I was curious to find out more about acupuncture as I’d heard a lot about its beneficial effects. However, I didn’t feel in any particular need of treatment myself so I decided to ask a friend of mine if I could observe her receiving treatment.
The Traditional Acupuncture Centre was just as you’d expect: the incense, rubber plants and charts on the wall. These mapped out the body’s energy channels. They seem to be the typical wall coverings of an alternative health centre.
Nina returned and explained that she needed to ask Joan questions about her health, lifestyle, diet and personal history. She began by asking why Joan wanted acupuncture. Joan described the shoulder stiffness and backache that had bothered her for years.
Nina then explained that in Chinese medicine,physical and emotional aspects are not distinct. An imbalance of either manifests itself in the same way. The division between mind and body is a Western idea.
Nina opened a sachet of sterile 4 cm long needles. They were fine and flexible, but Joan was still apprehensive. Nina took a pulse at six points on each of Joan’s wrists, looking for certain ‘qualities’ that she would then treat.
Nina inserted the first needle into Joan’s shin.

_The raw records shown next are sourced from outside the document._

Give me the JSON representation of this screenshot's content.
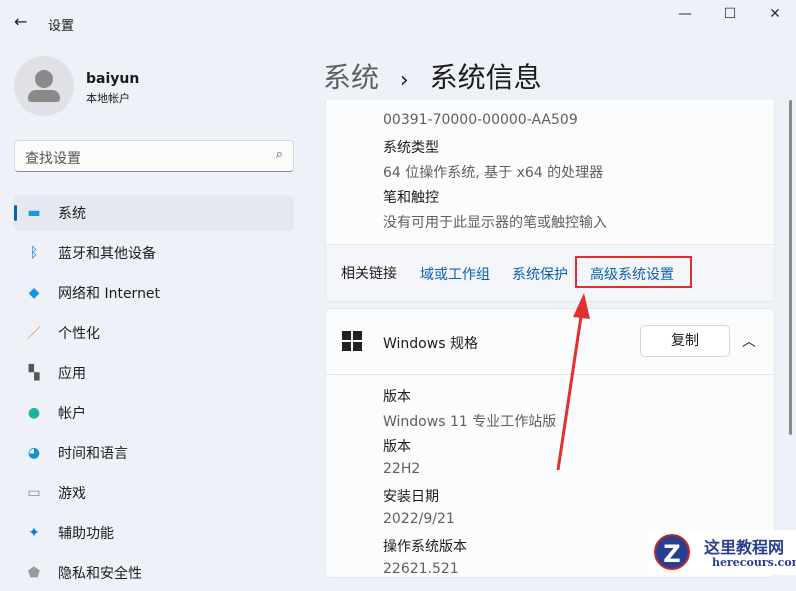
{
  "title": "设置",
  "window": {
    "minimize": "—",
    "maximize": "☐",
    "close": "✕"
  },
  "user": {
    "name": "baiyun",
    "account": "本地帐户"
  },
  "search": {
    "placeholder": "查找设置"
  },
  "nav": [
    {
      "label": "系统",
      "icon": "monitor-icon",
      "glyph": "▬",
      "color": "#1a9bd7"
    },
    {
      "label": "蓝牙和其他设备",
      "icon": "bluetooth-icon",
      "glyph": "ᛒ",
      "color": "#0a78d7"
    },
    {
      "label": "网络和 Internet",
      "icon": "wifi-icon",
      "glyph": "◆",
      "color": "#1a8fe0"
    },
    {
      "label": "个性化",
      "icon": "brush-icon",
      "glyph": "／",
      "color": "#e07b39"
    },
    {
      "label": "应用",
      "icon": "apps-icon",
      "glyph": "▚",
      "color": "#555"
    },
    {
      "label": "帐户",
      "icon": "person-icon",
      "glyph": "●",
      "color": "#1fb39a"
    },
    {
      "label": "时间和语言",
      "icon": "globe-clock-icon",
      "glyph": "◕",
      "color": "#1a8fd0"
    },
    {
      "label": "游戏",
      "icon": "gamepad-icon",
      "glyph": "▭",
      "color": "#888"
    },
    {
      "label": "辅助功能",
      "icon": "accessibility-icon",
      "glyph": "✦",
      "color": "#0a78d7"
    },
    {
      "label": "隐私和安全性",
      "icon": "shield-icon",
      "glyph": "⬟",
      "color": "#999"
    }
  ],
  "breadcrumb": {
    "parent": "系统",
    "sep": "›",
    "current": "系统信息"
  },
  "device": {
    "product_id": "00391-70000-00000-AA509",
    "type_label": "系统类型",
    "type_value": "64 位操作系统, 基于 x64 的处理器",
    "pen_label": "笔和触控",
    "pen_value": "没有可用于此显示器的笔或触控输入"
  },
  "related": {
    "label": "相关链接",
    "links": [
      "域或工作组",
      "系统保护",
      "高级系统设置"
    ]
  },
  "windows": {
    "title": "Windows 规格",
    "copy": "复制",
    "rows": [
      {
        "label": "版本",
        "value": "Windows 11 专业工作站版"
      },
      {
        "label": "版本",
        "value": "22H2"
      },
      {
        "label": "安装日期",
        "value": "2022/9/21"
      },
      {
        "label": "操作系统版本",
        "value": "22621.521"
      }
    ]
  },
  "watermark": {
    "name": "这里教程网",
    "url": "herecours.com"
  },
  "colors": {
    "accent": "#0067c0",
    "highlight": "#e03030"
  }
}
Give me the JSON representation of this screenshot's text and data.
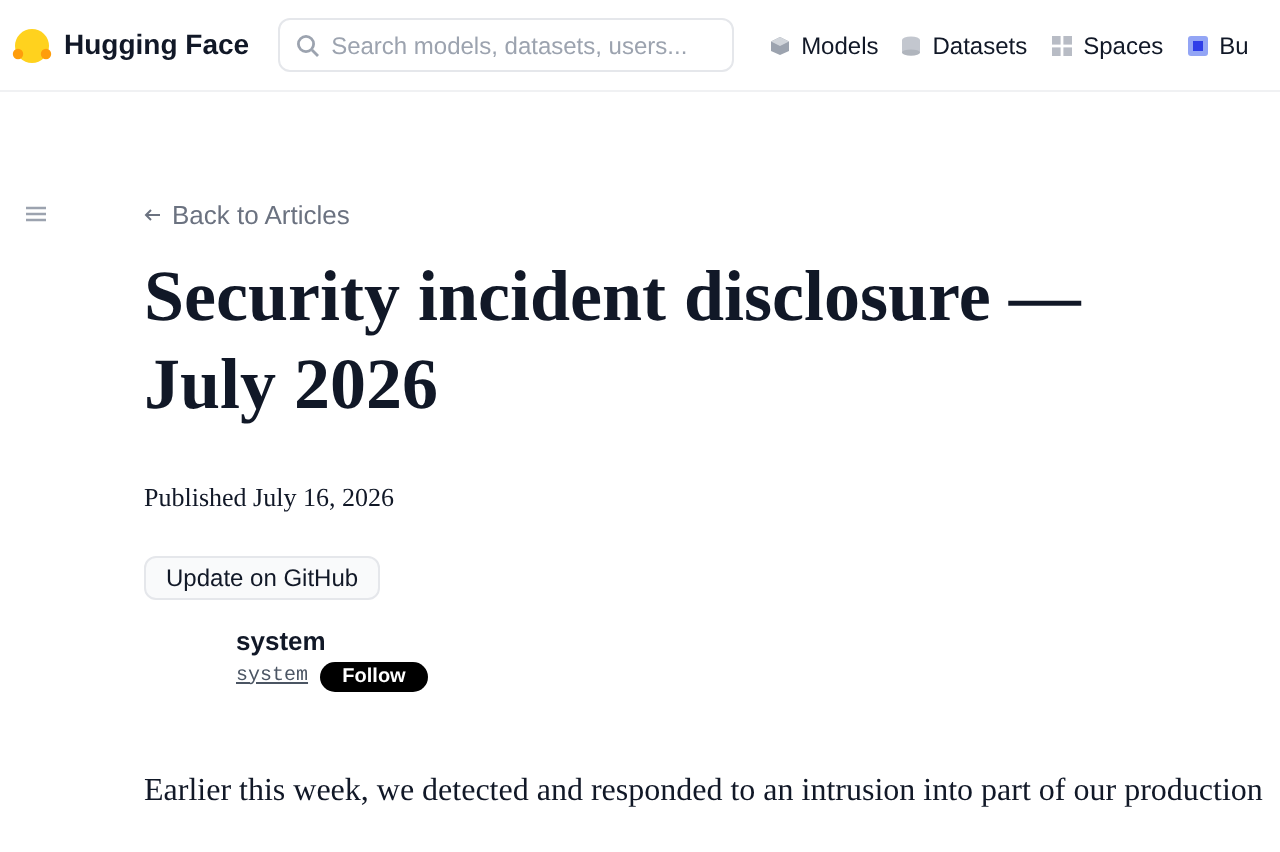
{
  "header": {
    "brand": "Hugging Face",
    "search": {
      "placeholder": "Search models, datasets, users..."
    },
    "nav": [
      {
        "label": "Models",
        "kind": "models"
      },
      {
        "label": "Datasets",
        "kind": "datasets"
      },
      {
        "label": "Spaces",
        "kind": "spaces"
      },
      {
        "label": "Bu",
        "kind": "buckets"
      }
    ]
  },
  "article": {
    "back": "Back to Articles",
    "title": "Security incident disclosure — July 2026",
    "published": "Published July 16, 2026",
    "github_button": "Update on GitHub",
    "author": {
      "name": "system",
      "handle": "system",
      "follow": "Follow"
    },
    "paragraph": "Earlier this week, we detected and responded to an intrusion into part of our production"
  }
}
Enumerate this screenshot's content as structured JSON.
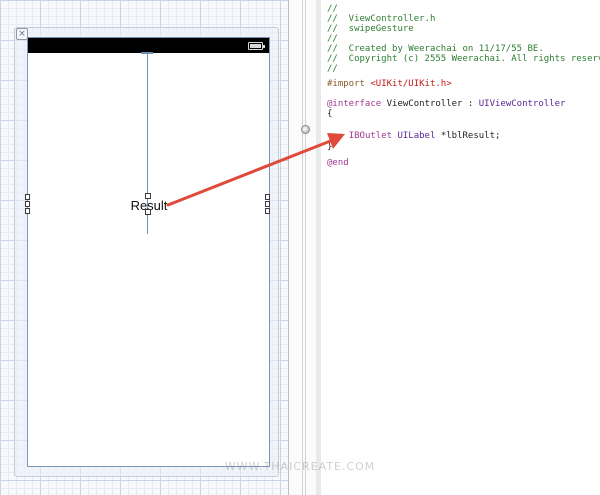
{
  "storyboard": {
    "label_text": "Result"
  },
  "editor": {
    "lines": [
      [
        {
          "text": "//",
          "kind": "comment"
        }
      ],
      [
        {
          "text": "//  ViewController.h",
          "kind": "comment"
        }
      ],
      [
        {
          "text": "//  swipeGesture",
          "kind": "comment"
        }
      ],
      [
        {
          "text": "//",
          "kind": "comment"
        }
      ],
      [
        {
          "text": "//  Created by Weerachai on 11/17/55 BE.",
          "kind": "comment"
        }
      ],
      [
        {
          "text": "//  Copyright (c) 2555 Weerachai. All rights reserved.",
          "kind": "comment"
        }
      ],
      [
        {
          "text": "//",
          "kind": "comment"
        }
      ],
      [],
      [
        {
          "text": "#import ",
          "kind": "directive"
        },
        {
          "text": "<UIKit/UIKit.h>",
          "kind": "string"
        }
      ],
      [],
      [
        {
          "text": "@interface",
          "kind": "keyword"
        },
        {
          "text": " ViewController : ",
          "kind": "plain"
        },
        {
          "text": "UIViewController",
          "kind": "type"
        }
      ],
      [
        {
          "text": "{",
          "kind": "plain"
        }
      ],
      [],
      [
        {
          "text": "    ",
          "kind": "plain"
        },
        {
          "text": "IBOutlet",
          "kind": "keyword"
        },
        {
          "text": " ",
          "kind": "plain"
        },
        {
          "text": "UILabel",
          "kind": "type"
        },
        {
          "text": " *lblResult;",
          "kind": "plain"
        }
      ],
      [
        {
          "text": "}",
          "kind": "plain"
        }
      ],
      [],
      [
        {
          "text": "@end",
          "kind": "keyword"
        }
      ]
    ]
  },
  "watermark": "WWW.THAICREATE.COM",
  "colors": {
    "arrow": "#e04a3a",
    "comment": "#2e7d32",
    "keyword": "#a33a8f",
    "type": "#5c2699",
    "string": "#c41a16"
  }
}
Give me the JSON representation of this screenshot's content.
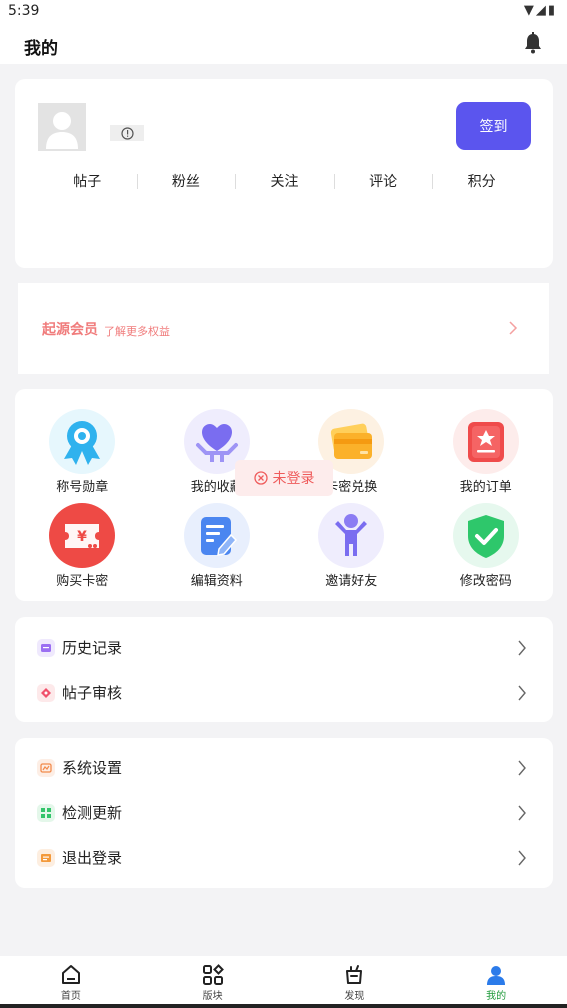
{
  "status_bar": {
    "time": "5:39"
  },
  "header": {
    "title": "我的"
  },
  "profile": {
    "checkin_label": "签到",
    "stats": [
      "帖子",
      "粉丝",
      "关注",
      "评论",
      "积分"
    ]
  },
  "vip": {
    "title": "起源会员",
    "subtitle": "了解更多权益"
  },
  "grid": [
    {
      "label": "称号勋章",
      "icon": "badge-icon"
    },
    {
      "label": "我的收藏",
      "icon": "heart-hand-icon"
    },
    {
      "label": "卡密兑换",
      "icon": "card-icon"
    },
    {
      "label": "我的订单",
      "icon": "order-icon"
    },
    {
      "label": "购买卡密",
      "icon": "ticket-icon"
    },
    {
      "label": "编辑资料",
      "icon": "edit-icon"
    },
    {
      "label": "邀请好友",
      "icon": "person-icon"
    },
    {
      "label": "修改密码",
      "icon": "shield-icon"
    }
  ],
  "toast": {
    "text": "未登录"
  },
  "list1": [
    {
      "label": "历史记录",
      "icon": "history-icon"
    },
    {
      "label": "帖子审核",
      "icon": "review-icon"
    }
  ],
  "list2": [
    {
      "label": "系统设置",
      "icon": "settings-icon"
    },
    {
      "label": "检测更新",
      "icon": "update-icon"
    },
    {
      "label": "退出登录",
      "icon": "logout-icon"
    }
  ],
  "tabbar": {
    "items": [
      {
        "label": "首页",
        "icon": "home-icon"
      },
      {
        "label": "版块",
        "icon": "sections-icon"
      },
      {
        "label": "发现",
        "icon": "discover-icon"
      },
      {
        "label": "我的",
        "icon": "profile-icon"
      }
    ],
    "active_index": 3
  },
  "colors": {
    "accent": "#5b55ee",
    "vip": "#f07c7c",
    "active_tab": "#1f9a3a",
    "toast": "#ef5b5b"
  }
}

It went in a surprisingly long way before she twisted it to the right and Joan’s leg shot up suddenly. ‘Ow!’ she exclaimed. She was visibly tense, but as Nina inserted the next needle it wasn’t so bad.
When the time came to remove the needles, Joan was more relaxed, though she flinched as they came out. All the time Nina was reassuring her. She informed Joan that the shocks she felt were due to blockages of the energy channels.
I asked Joan the next day about how she felt. She said that she felt a little more relaxed and that she had slept deeply that night. However, she really felt that she needed a course of treatment to be able to assess its effectiveness.
A Nina said that she felt Joan’s problems with her back and her shoulder stiffness came from her office job. She recommended that Joan do yoga exercises at work, as this kind of relaxation had many benefits for mind and body.
B Nina finished with a pressure point massage on Joan’s shoulders and back. ‘I’m looking forward to seeing you again,’ Nina said, as she bade a relieved Joan a fond farewell. Nina left the decision to Joan about arranging another appointment.
C Our health apparently depends on the motivating energy, or chi, made up of the equal and opposite qualities of Yin and Yang. When these are unbalanced, one can become ill. By inserting needles into points on the energy channels, healing responses are stimulated and the balance is restored.
D Surprisingly, these questions went on for a whole hour. Joan was asked about her attitudes to many things, including work and relationships. She was also asked about her attitude to herself on several occasions.
E Nina Doughty, the acupuncturist, introduced herself and then slipped away to prepare the treatment room. Joan was anxious. ‘I hope this doesn’t hurt too much,’ she murmured.
F She also looked at Joan’s tongue, an indicator of her general state of health. At this point, Joan felt that the experience was rather like being at the dentist. However, at the dentist one usually knows where the needle will be inserted.
G She placed more needles in Joan’s ankles, feet, lower back and forearms. She tweaked them as she put them in, regularly checking Joan’s pulse, then left them for 20 minutes. Joan lay on the bed all this time.
H I asked Joan Hughes, who I knew had been complaining of muscular stiffness for some time. She agreed, so excitedly we attended her first appointment at the local centre.